What you are asked to do ->
In the data below, find each line containing the string "Display" and return it.

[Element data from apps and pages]
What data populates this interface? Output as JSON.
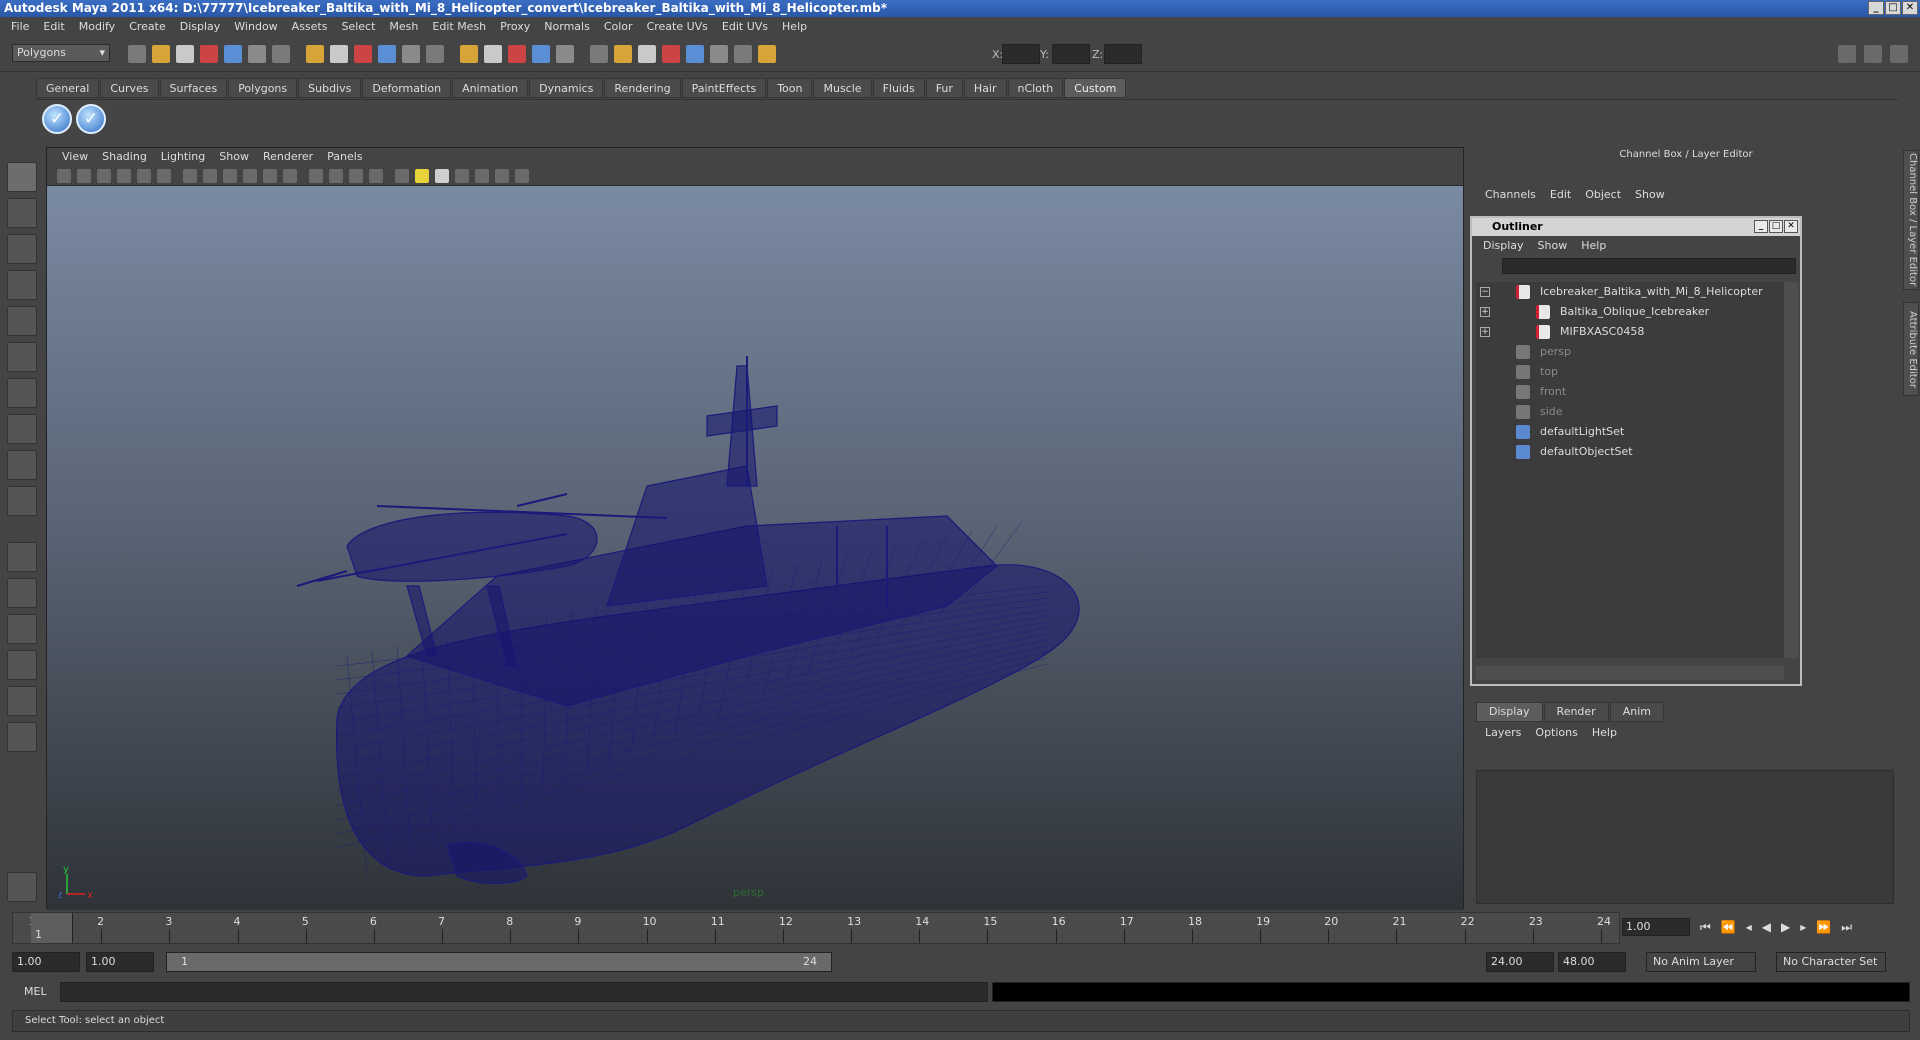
{
  "window": {
    "title": "Autodesk Maya 2011 x64: D:\\77777\\Icebreaker_Baltika_with_Mi_8_Helicopter_convert\\Icebreaker_Baltika_with_Mi_8_Helicopter.mb*"
  },
  "menubar": [
    "File",
    "Edit",
    "Modify",
    "Create",
    "Display",
    "Window",
    "Assets",
    "Select",
    "Mesh",
    "Edit Mesh",
    "Proxy",
    "Normals",
    "Color",
    "Create UVs",
    "Edit UVs",
    "Help"
  ],
  "statusline": {
    "mode": "Polygons",
    "x_label": "X:",
    "y_label": "Y:",
    "z_label": "Z:"
  },
  "shelf": {
    "tabs": [
      "General",
      "Curves",
      "Surfaces",
      "Polygons",
      "Subdivs",
      "Deformation",
      "Animation",
      "Dynamics",
      "Rendering",
      "PaintEffects",
      "Toon",
      "Muscle",
      "Fluids",
      "Fur",
      "Hair",
      "nCloth",
      "Custom"
    ],
    "active": "Custom"
  },
  "viewport": {
    "menus": [
      "View",
      "Shading",
      "Lighting",
      "Show",
      "Renderer",
      "Panels"
    ],
    "camera": "persp",
    "axis_y": "y",
    "axis_x": "x",
    "axis_z": "z",
    "wire_color": "#1a1a7a"
  },
  "channelbox": {
    "title": "Channel Box / Layer Editor",
    "menus": [
      "Channels",
      "Edit",
      "Object",
      "Show"
    ]
  },
  "outliner": {
    "title": "Outliner",
    "menus": [
      "Display",
      "Show",
      "Help"
    ],
    "items": [
      {
        "label": "Icebreaker_Baltika_with_Mi_8_Helicopter",
        "icon": "transform-icon",
        "expand": "−",
        "dim": false
      },
      {
        "label": "Baltika_Oblique_Icebreaker",
        "icon": "transform-icon",
        "expand": "+",
        "dim": false
      },
      {
        "label": "MIFBXASC0458",
        "icon": "transform-icon",
        "expand": "+",
        "dim": false
      },
      {
        "label": "persp",
        "icon": "camera-icon",
        "expand": "",
        "dim": true
      },
      {
        "label": "top",
        "icon": "camera-icon",
        "expand": "",
        "dim": true
      },
      {
        "label": "front",
        "icon": "camera-icon",
        "expand": "",
        "dim": true
      },
      {
        "label": "side",
        "icon": "camera-icon",
        "expand": "",
        "dim": true
      },
      {
        "label": "defaultLightSet",
        "icon": "set-icon",
        "expand": "",
        "dim": false
      },
      {
        "label": "defaultObjectSet",
        "icon": "set-icon",
        "expand": "",
        "dim": false
      }
    ]
  },
  "layer_editor": {
    "tabs": [
      "Display",
      "Render",
      "Anim"
    ],
    "active": "Display",
    "menus": [
      "Layers",
      "Options",
      "Help"
    ]
  },
  "timeline": {
    "ticks": [
      "1",
      "2",
      "3",
      "4",
      "5",
      "6",
      "7",
      "8",
      "9",
      "10",
      "11",
      "12",
      "13",
      "14",
      "15",
      "16",
      "17",
      "18",
      "19",
      "20",
      "21",
      "22",
      "23",
      "24"
    ],
    "current_marker": "1",
    "current_frame": "1.00"
  },
  "range": {
    "start": "1.00",
    "inner_start": "1.00",
    "slider_start": "1",
    "slider_end": "24",
    "end": "24.00",
    "outer_end": "48.00",
    "anim_layer": "No Anim Layer",
    "character_set": "No Character Set"
  },
  "mel": {
    "label": "MEL"
  },
  "helpline": {
    "text": "Select Tool: select an object"
  },
  "sidetabs": [
    "Channel Box / Layer Editor",
    "Attribute Editor"
  ]
}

Result for this exercise ->
    "Display",
      "Display",
      "Display",
    "active": "Display",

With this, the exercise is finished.